*PROBLEM TO WORK ON*:
Look through the material below for "Output". Copy every line that contains it.

*MATERIALS PROVIDED*:
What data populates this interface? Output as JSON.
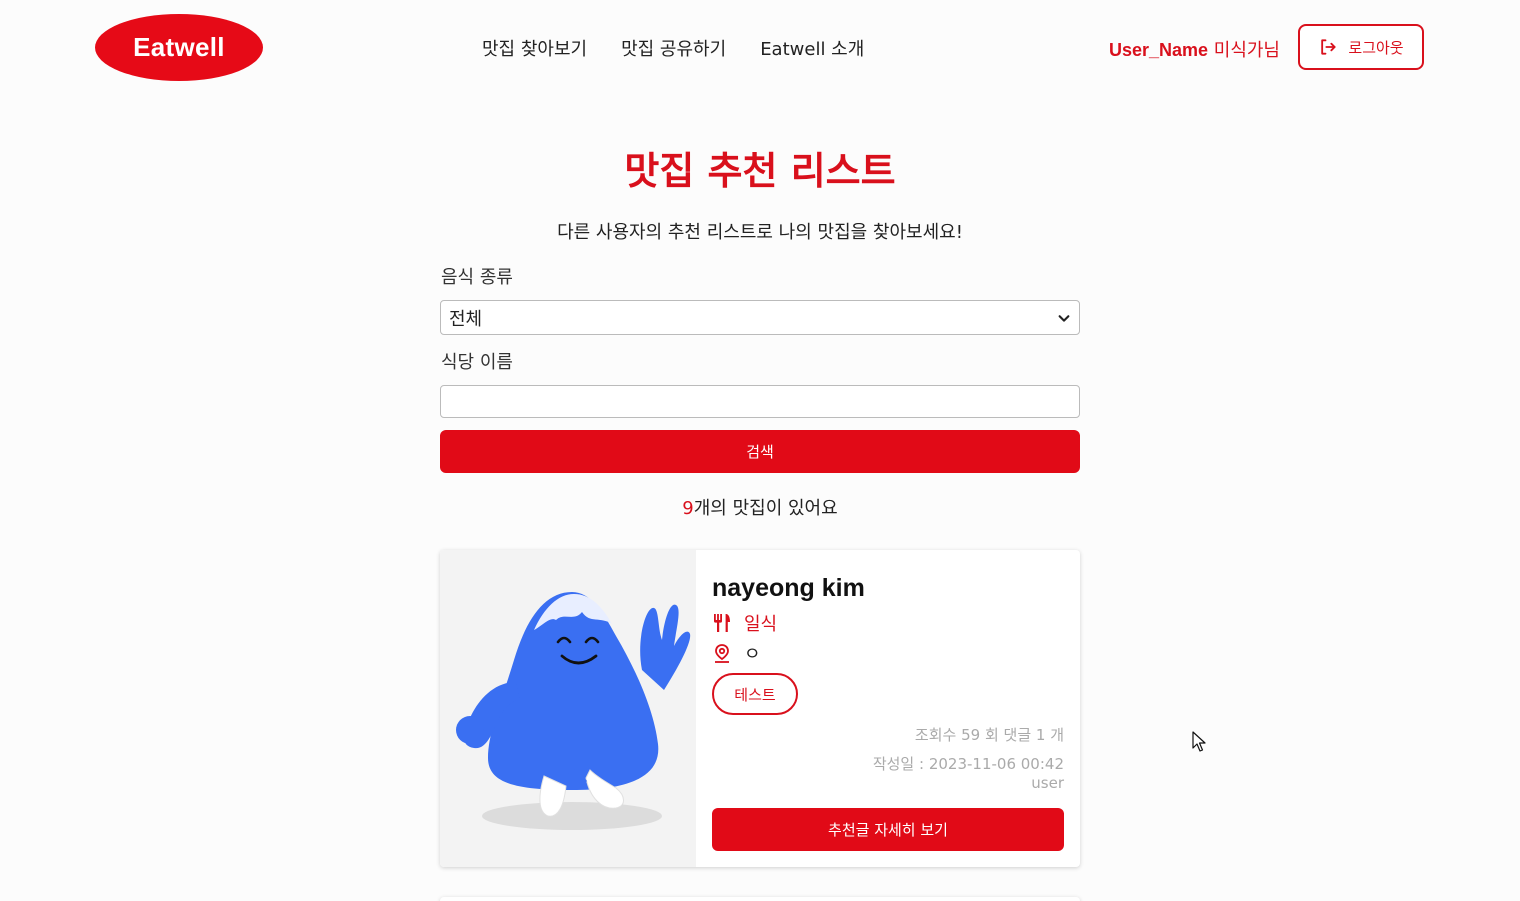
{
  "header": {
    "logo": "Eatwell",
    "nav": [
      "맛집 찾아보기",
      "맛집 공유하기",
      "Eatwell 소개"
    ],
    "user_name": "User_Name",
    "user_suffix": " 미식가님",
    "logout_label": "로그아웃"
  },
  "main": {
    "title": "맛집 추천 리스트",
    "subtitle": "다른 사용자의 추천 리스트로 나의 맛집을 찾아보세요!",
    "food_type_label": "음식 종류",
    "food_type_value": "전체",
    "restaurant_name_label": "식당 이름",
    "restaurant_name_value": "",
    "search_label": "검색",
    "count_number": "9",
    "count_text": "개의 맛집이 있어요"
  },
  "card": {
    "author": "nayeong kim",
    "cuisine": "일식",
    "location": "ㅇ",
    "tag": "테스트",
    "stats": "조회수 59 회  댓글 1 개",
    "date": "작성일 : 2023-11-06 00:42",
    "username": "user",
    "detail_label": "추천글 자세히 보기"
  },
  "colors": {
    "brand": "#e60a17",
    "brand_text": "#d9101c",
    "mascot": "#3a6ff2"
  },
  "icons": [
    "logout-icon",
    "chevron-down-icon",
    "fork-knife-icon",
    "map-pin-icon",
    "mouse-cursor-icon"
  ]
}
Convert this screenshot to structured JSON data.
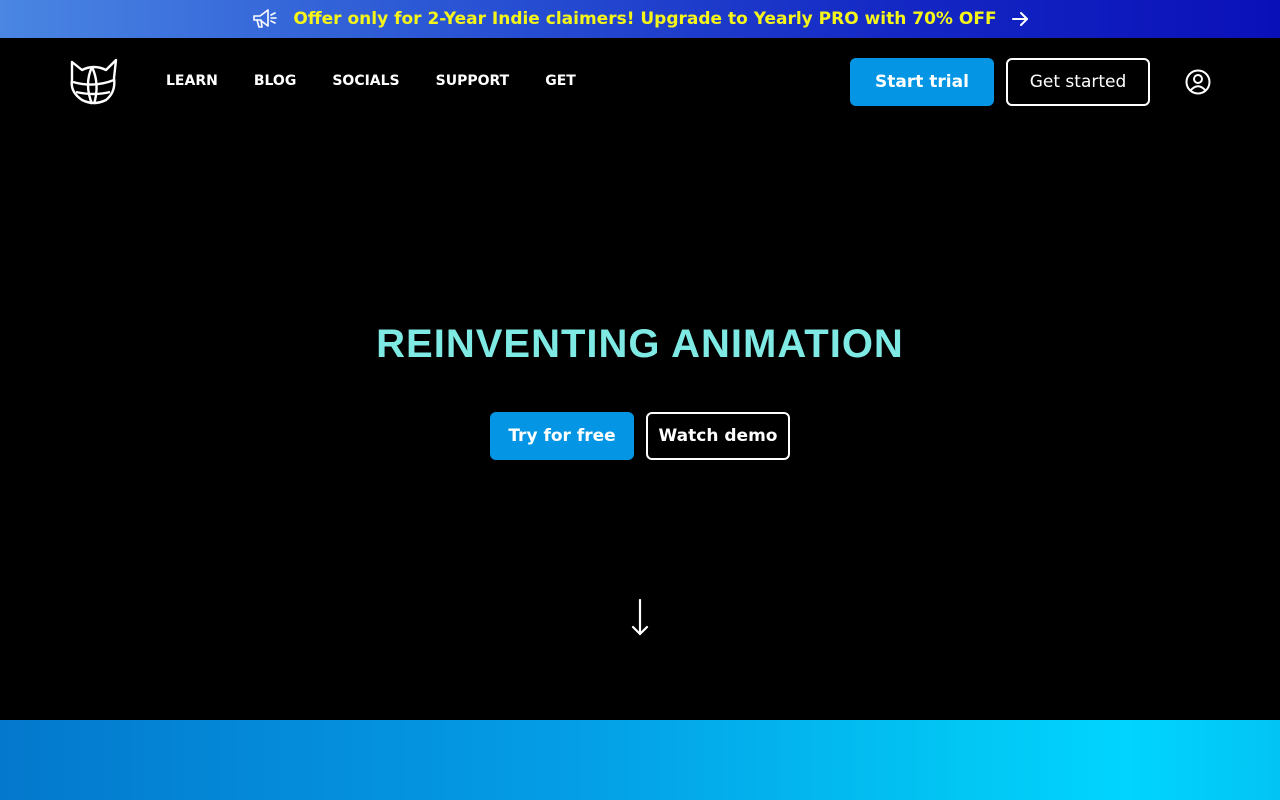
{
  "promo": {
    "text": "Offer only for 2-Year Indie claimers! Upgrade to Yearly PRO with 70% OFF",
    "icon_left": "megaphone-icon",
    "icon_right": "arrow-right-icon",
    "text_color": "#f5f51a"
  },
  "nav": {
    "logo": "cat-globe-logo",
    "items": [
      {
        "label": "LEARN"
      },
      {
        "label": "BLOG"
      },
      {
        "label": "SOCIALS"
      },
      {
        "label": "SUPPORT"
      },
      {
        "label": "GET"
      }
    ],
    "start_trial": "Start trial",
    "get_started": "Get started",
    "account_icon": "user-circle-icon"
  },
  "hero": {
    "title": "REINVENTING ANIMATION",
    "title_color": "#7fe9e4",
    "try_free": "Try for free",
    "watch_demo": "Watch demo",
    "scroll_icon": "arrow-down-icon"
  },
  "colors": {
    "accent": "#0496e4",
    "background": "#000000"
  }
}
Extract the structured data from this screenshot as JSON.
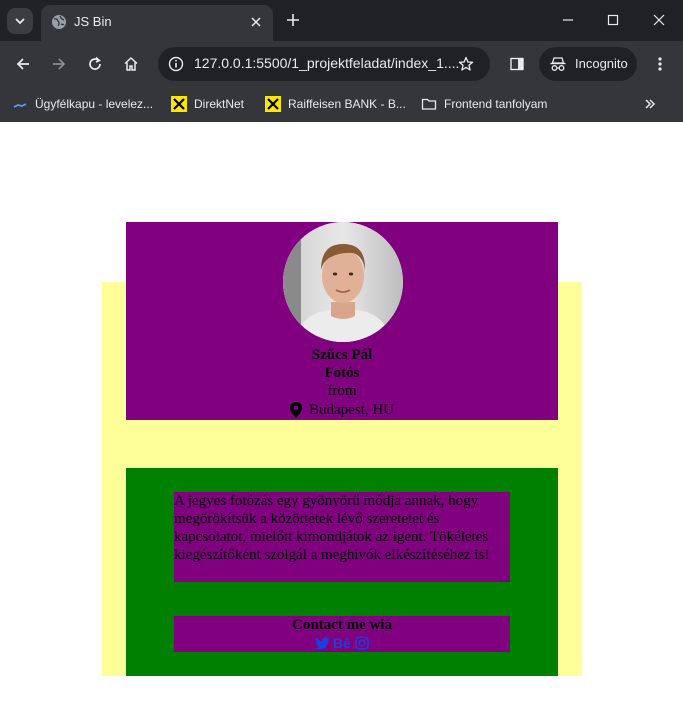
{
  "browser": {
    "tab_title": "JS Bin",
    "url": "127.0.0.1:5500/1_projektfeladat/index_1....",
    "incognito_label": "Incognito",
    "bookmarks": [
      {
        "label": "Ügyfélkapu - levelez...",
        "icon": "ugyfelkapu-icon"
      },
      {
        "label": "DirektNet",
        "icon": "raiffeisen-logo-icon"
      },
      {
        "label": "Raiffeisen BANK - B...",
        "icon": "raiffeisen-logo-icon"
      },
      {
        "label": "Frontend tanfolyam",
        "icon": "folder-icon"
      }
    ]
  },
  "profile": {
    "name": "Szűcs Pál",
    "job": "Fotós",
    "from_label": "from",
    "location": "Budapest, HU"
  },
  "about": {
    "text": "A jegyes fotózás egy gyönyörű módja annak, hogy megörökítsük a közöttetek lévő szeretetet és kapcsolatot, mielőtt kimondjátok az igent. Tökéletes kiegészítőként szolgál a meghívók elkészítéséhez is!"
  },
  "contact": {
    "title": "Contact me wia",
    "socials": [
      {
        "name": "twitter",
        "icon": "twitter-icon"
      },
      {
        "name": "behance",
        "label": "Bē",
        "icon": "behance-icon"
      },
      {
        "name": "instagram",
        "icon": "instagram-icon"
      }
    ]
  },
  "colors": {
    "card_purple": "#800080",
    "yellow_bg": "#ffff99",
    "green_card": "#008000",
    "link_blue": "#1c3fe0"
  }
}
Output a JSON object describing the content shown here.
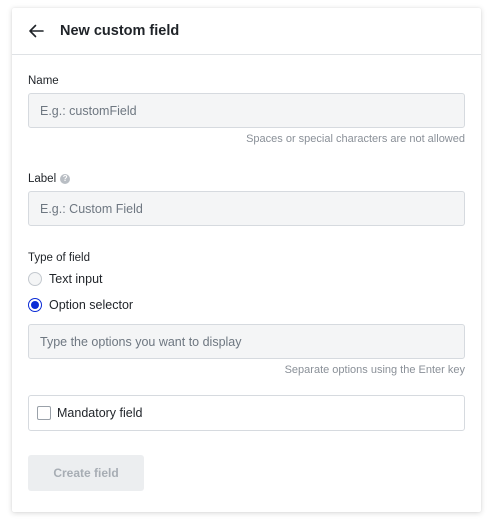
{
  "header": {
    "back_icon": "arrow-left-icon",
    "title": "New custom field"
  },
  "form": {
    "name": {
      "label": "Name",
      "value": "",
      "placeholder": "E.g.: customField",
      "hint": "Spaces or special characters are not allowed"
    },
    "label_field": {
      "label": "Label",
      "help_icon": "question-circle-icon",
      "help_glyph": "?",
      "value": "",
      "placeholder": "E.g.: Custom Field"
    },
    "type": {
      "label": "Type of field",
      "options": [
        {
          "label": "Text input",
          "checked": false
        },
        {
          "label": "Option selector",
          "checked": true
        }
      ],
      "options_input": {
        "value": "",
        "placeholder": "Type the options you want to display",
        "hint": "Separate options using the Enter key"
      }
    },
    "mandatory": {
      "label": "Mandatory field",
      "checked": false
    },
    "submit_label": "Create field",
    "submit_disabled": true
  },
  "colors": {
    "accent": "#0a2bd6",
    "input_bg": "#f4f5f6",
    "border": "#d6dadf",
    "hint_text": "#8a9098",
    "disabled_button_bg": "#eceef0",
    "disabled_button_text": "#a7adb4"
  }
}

*TASK RESPONSE*:
What data populates this interface? Output as JSON.
Output a JSON object describing the content shown here.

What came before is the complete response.